In closing, Deputy Director-General Shu-Zhu mentioned that part of the public is feeling pessimistic and unsure about the current political and economic climate. However, the government was facing similar challenges when it established the Hsinchu Science Park 40 years ago. At the time, Taiwan proactively found an opportunity for transformation amidst a food crisis, wars in the middle east, the oil crisis, and stagflation. 40 years later, the international political and economic climate remains dire. Despite this, the Hsinchu Science Park Bureau also remains steadfast in its mission of making Taiwan more competitive internationally by being forward-thinking, committed to service, and active in helping businesses transform into high-value-added industries.
Picture 4: Deputy Director-General Chen Shu-Zhu at the Hsinchu Science Park Bureau (photo taken by Pei-lin Lin)

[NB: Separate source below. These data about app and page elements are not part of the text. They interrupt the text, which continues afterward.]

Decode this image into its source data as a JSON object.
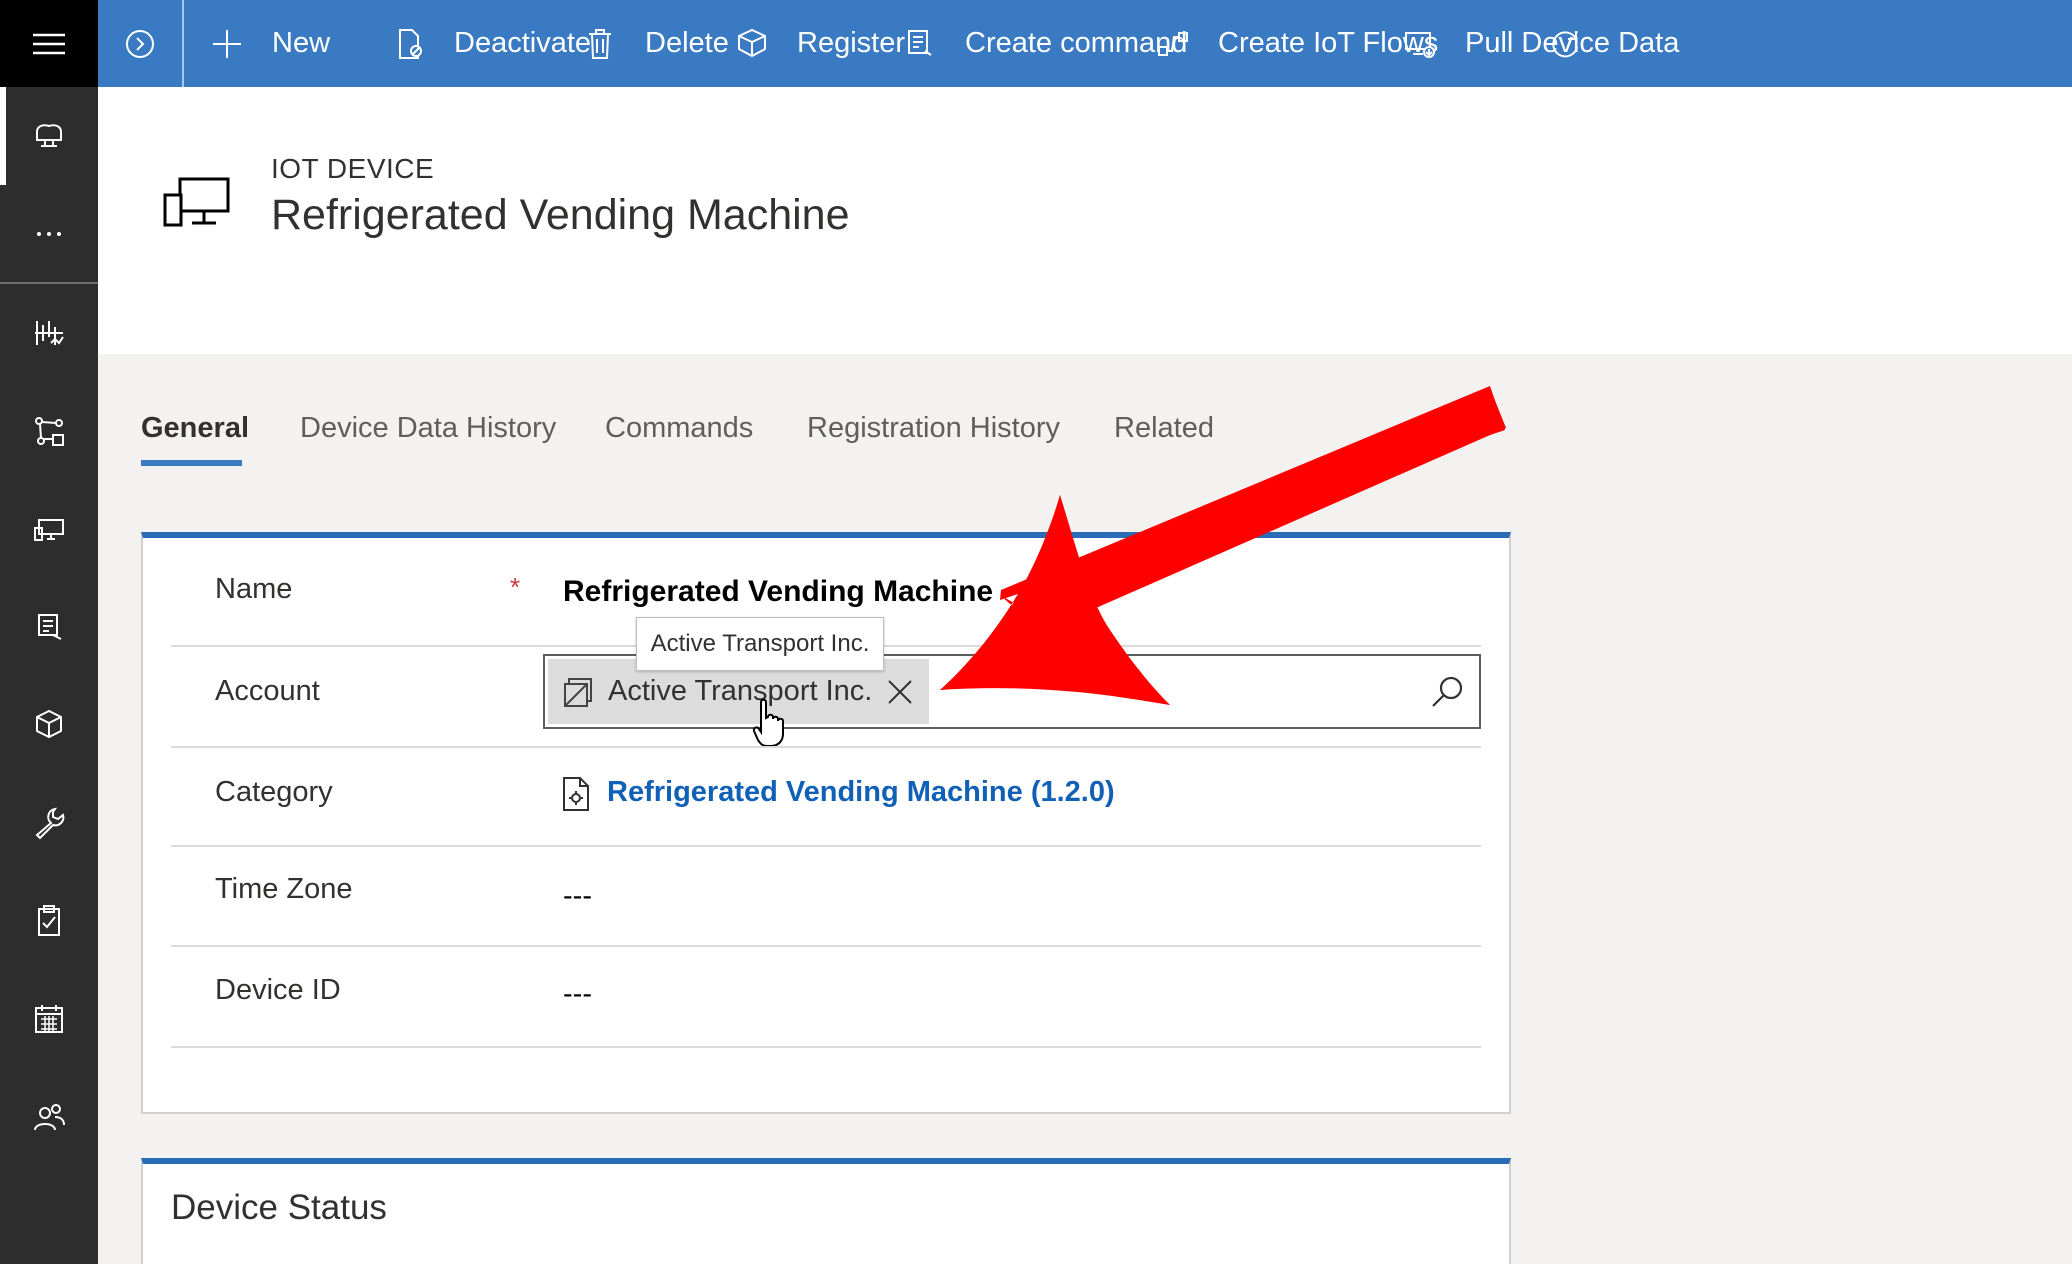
{
  "commandbar": {
    "new_label": "New",
    "deactivate_label": "Deactivate",
    "delete_label": "Delete",
    "register_label": "Register",
    "create_command_label": "Create command",
    "create_iot_flows_label": "Create IoT Flows",
    "pull_device_data_label": "Pull Device Data"
  },
  "header": {
    "entity_type": "IOT DEVICE",
    "title": "Refrigerated Vending Machine"
  },
  "tabs": [
    {
      "label": "General",
      "active": true
    },
    {
      "label": "Device Data History"
    },
    {
      "label": "Commands"
    },
    {
      "label": "Registration History"
    },
    {
      "label": "Related"
    }
  ],
  "form": {
    "name_label": "Name",
    "required_marker": "*",
    "name_value": "Refrigerated Vending Machine",
    "account_label": "Account",
    "account_value": "Active Transport Inc.",
    "account_tooltip": "Active Transport Inc.",
    "category_label": "Category",
    "category_value": "Refrigerated Vending Machine (1.2.0)",
    "timezone_label": "Time Zone",
    "timezone_value": "---",
    "deviceid_label": "Device ID",
    "deviceid_value": "---"
  },
  "device_status": {
    "title": "Device Status"
  },
  "colors": {
    "command_bar": "#3a7ac3",
    "left_nav": "#2d2d2d",
    "accent": "#2b6cb8",
    "link": "#1160b7",
    "annotation_arrow": "#ff0000"
  }
}
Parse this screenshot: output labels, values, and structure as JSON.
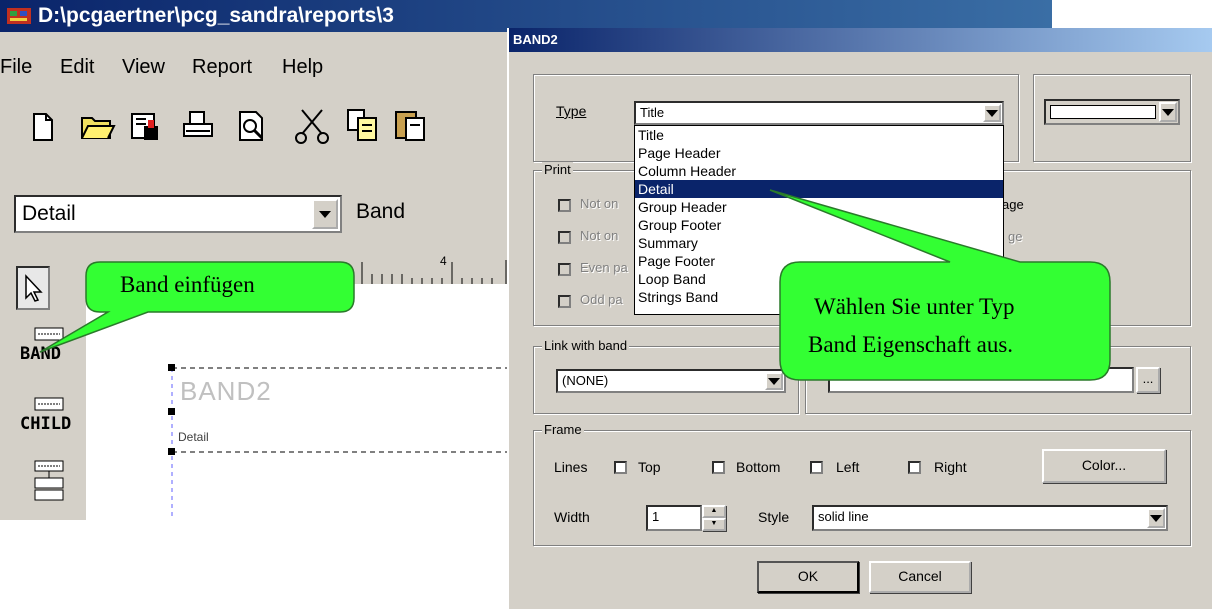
{
  "main_window": {
    "title": "D:\\pcgaertner\\pcg_sandra\\reports\\3",
    "menu": [
      "File",
      "Edit",
      "View",
      "Report",
      "Help"
    ],
    "band_combo_value": "Detail",
    "band_label": "Band",
    "ruler_tick_label": "4",
    "palette": {
      "band_label": "BAND",
      "child_label": "CHILD"
    },
    "canvas": {
      "band_name": "BAND2",
      "band_type": "Detail"
    }
  },
  "dialog": {
    "title": "BAND2",
    "type_label": "Type",
    "type_value": "Title",
    "type_options": [
      "Title",
      "Page Header",
      "Column Header",
      "Detail",
      "Group Header",
      "Group Footer",
      "Summary",
      "Page Footer",
      "Loop Band",
      "Strings Band"
    ],
    "type_highlighted": "Detail",
    "print_group": {
      "legend": "Print",
      "left_options": [
        "Not on",
        "Not on",
        "Even pa",
        "Odd pa"
      ],
      "right_options": [
        "age",
        "ge",
        "umn"
      ]
    },
    "link_group": {
      "legend": "Link with band",
      "value": "(NONE)",
      "browse_label": "..."
    },
    "frame_group": {
      "legend": "Frame",
      "lines_label": "Lines",
      "top_label": "Top",
      "bottom_label": "Bottom",
      "left_label": "Left",
      "right_label": "Right",
      "color_button": "Color...",
      "width_label": "Width",
      "width_value": "1",
      "style_label": "Style",
      "style_value": "solid line"
    },
    "ok_button": "OK",
    "cancel_button": "Cancel"
  },
  "callouts": {
    "insert_band": "Band einfügen",
    "choose_type_line1": "Wählen Sie unter Typ",
    "choose_type_line2": "Band Eigenschaft aus."
  },
  "colors": {
    "callout_fill": "#33ff33",
    "titlebar": "#0a246a",
    "selection": "#0a246a",
    "window_bg": "#d4d0c8"
  }
}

Pei-lin Lin obtained her B.A. in Philosophy from Fu Jen University and her M.A in Political Science from National Taiwan University. Lin embodies a humanistic literacy and political sensibility. In recent years, Lin has collaborated with the Taiwanese government to shoot videos promoting various policies. Currently, Lin splits her time between running a Chan Lands Ltd., Zongdipan, making documentary films and hosting the podcast “Human Translation Machine.” In the past, Lin has been a reporter for several media outlets and the anchor of shows on TVBS, CBC and Da Ai Television. While at Da Ai Television, Lin’s piece “Muhammad Yunus- Savior of the Poor,” was nominated at the First Taiwan Golden Wheel Awards for Outstanding Television News Feature.